Court jesters were "licenced fools," meaning that they were given licence to do whatever they wanted as long as it was funny or instructive. They were allowed, and even expected, to make fun of anything and everything going on around them.

A good example of a jester and the things jesters did, was a man named George Buchanan, who worked for King James VI of Scotland. He noticed that the king usually signed state papers without reading them, so he slipped a paper of his own into the kings work. Before King James knew what he was doing, he had signed a royal decree abdicating the crown to a certain George Buchanan for a period of two weeks.

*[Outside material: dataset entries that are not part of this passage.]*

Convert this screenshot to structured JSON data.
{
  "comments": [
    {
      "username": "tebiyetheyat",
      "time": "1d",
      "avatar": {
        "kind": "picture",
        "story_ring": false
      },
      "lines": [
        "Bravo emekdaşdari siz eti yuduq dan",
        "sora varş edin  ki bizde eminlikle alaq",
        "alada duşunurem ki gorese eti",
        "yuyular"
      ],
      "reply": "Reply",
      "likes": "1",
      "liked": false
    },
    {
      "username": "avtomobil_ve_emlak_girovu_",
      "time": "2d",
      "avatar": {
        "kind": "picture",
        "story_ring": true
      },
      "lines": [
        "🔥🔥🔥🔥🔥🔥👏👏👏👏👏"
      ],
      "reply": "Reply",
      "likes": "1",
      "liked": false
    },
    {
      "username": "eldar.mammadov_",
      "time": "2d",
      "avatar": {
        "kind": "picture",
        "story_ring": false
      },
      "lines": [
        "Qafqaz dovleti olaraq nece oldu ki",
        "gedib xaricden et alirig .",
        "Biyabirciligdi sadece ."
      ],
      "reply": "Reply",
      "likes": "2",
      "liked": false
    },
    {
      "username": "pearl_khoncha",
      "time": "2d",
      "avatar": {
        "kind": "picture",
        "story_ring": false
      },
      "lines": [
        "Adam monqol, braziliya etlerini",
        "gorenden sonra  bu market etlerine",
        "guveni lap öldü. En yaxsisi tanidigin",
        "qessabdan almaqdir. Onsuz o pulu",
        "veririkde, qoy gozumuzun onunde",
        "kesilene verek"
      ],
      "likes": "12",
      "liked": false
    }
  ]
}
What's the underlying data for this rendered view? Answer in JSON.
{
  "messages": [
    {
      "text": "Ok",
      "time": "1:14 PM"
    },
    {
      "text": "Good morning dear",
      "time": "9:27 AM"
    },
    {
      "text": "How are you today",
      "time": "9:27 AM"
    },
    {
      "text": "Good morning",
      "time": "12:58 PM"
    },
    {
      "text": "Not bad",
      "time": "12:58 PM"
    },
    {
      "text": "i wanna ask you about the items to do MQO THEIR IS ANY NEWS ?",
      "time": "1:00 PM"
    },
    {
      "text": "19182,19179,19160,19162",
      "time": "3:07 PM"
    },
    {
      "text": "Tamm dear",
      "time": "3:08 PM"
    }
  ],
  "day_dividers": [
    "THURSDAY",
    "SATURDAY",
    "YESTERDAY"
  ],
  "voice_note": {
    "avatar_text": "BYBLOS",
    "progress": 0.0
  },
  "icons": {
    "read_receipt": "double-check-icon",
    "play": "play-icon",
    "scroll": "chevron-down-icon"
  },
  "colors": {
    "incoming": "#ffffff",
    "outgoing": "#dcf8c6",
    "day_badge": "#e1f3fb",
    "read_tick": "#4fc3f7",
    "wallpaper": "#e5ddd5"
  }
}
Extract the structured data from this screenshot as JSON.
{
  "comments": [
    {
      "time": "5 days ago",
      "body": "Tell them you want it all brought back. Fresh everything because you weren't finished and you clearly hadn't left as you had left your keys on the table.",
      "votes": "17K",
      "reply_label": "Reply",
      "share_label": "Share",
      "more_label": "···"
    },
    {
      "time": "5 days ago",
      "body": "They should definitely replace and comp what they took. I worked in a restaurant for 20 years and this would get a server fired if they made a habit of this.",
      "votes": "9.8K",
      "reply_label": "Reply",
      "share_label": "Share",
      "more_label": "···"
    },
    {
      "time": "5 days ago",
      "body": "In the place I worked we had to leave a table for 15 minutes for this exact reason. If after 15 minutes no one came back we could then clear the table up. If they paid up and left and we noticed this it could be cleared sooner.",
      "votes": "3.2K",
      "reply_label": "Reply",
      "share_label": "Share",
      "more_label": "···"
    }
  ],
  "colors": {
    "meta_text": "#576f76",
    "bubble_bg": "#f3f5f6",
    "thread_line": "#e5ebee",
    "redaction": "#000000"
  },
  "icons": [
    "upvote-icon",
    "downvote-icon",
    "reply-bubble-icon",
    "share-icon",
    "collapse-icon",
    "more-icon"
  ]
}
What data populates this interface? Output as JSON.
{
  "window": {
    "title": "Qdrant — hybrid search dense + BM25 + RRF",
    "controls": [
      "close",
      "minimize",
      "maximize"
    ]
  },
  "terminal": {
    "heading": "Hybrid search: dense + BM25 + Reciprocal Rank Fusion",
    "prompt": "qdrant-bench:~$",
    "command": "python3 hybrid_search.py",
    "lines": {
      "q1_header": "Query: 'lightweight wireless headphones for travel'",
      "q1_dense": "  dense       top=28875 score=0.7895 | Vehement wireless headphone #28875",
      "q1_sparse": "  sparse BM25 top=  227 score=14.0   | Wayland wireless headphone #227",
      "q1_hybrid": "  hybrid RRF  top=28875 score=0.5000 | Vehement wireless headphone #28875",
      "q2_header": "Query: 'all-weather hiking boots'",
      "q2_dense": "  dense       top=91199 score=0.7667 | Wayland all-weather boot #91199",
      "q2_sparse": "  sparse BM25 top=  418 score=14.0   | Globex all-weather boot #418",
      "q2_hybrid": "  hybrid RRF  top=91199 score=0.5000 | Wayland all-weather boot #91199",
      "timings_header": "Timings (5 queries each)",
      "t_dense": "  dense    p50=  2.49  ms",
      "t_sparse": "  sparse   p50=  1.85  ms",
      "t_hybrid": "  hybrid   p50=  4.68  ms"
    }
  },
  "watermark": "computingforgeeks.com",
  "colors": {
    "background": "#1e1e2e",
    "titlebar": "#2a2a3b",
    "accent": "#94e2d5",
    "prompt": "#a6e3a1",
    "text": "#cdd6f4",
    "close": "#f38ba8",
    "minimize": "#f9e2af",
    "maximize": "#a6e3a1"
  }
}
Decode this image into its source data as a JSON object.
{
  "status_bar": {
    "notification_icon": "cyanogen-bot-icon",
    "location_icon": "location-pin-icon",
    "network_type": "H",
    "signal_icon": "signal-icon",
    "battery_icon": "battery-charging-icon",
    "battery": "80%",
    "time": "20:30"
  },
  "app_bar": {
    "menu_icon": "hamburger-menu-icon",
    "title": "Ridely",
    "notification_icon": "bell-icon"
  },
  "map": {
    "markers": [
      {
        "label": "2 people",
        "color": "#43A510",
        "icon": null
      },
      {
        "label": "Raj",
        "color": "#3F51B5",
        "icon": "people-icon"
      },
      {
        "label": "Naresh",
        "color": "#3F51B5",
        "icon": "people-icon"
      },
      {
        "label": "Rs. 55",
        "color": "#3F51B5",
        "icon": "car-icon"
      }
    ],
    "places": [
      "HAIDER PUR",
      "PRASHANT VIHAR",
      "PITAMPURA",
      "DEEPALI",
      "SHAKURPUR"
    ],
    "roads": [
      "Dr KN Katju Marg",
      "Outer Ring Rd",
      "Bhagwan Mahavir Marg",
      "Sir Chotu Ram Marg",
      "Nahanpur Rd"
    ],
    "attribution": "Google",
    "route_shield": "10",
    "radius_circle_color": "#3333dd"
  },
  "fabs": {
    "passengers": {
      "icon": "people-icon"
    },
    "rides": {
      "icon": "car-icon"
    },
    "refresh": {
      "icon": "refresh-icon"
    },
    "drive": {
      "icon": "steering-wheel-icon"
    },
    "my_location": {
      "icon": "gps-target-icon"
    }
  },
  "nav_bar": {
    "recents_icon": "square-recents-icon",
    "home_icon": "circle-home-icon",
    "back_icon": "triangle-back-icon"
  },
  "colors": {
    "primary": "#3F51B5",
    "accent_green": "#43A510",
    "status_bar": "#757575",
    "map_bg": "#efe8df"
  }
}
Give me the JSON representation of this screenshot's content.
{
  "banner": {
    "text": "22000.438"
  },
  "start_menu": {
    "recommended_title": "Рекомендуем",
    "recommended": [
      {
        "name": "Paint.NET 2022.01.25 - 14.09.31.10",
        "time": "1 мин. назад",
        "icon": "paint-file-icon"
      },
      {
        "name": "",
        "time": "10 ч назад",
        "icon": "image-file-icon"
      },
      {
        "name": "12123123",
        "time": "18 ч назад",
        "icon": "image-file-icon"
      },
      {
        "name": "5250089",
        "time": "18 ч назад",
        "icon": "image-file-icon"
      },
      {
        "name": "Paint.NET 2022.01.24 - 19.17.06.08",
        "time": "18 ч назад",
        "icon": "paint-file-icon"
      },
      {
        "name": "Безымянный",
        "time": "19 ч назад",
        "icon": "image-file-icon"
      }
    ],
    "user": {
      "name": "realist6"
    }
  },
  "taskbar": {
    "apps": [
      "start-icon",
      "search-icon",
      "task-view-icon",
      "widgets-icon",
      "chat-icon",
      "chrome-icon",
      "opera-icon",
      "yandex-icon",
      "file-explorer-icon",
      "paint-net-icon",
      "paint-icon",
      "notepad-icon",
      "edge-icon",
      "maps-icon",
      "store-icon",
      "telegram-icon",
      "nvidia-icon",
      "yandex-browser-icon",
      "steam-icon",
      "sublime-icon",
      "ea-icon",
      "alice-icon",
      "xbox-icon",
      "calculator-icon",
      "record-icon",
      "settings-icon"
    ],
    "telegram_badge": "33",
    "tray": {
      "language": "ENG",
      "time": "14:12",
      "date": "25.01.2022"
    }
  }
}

Jesters were not trained to be jesters. They were funny people who could make people laugh and were unafraid to say things other people would not be willing to say. When such a person became well known locally, he or she was brought to the attention of a person of sufficient status to hire such a jester, and got the job in this way. A nobleman who wanted favor of someone higher up might send him a good jester as a way of getting that favor. And so the kings got the best.

The whole business was without regulation or traditions to enforce. That was its nature. And so the deal a jester got depended on what deal he could strike with the person he worked for.

But the jester's job was to get information on the household, the guests, and the lord, and make light use of it at any time, spontaneously, as required. A stand-up comic could not have done this, because it required new material all the time. So a lord who wanted to get best use of his jester had him in the household all the time, for example, having the jester eat his meals close to the lord, where he could observer everyone and make comments on anyone where the lord could hear him.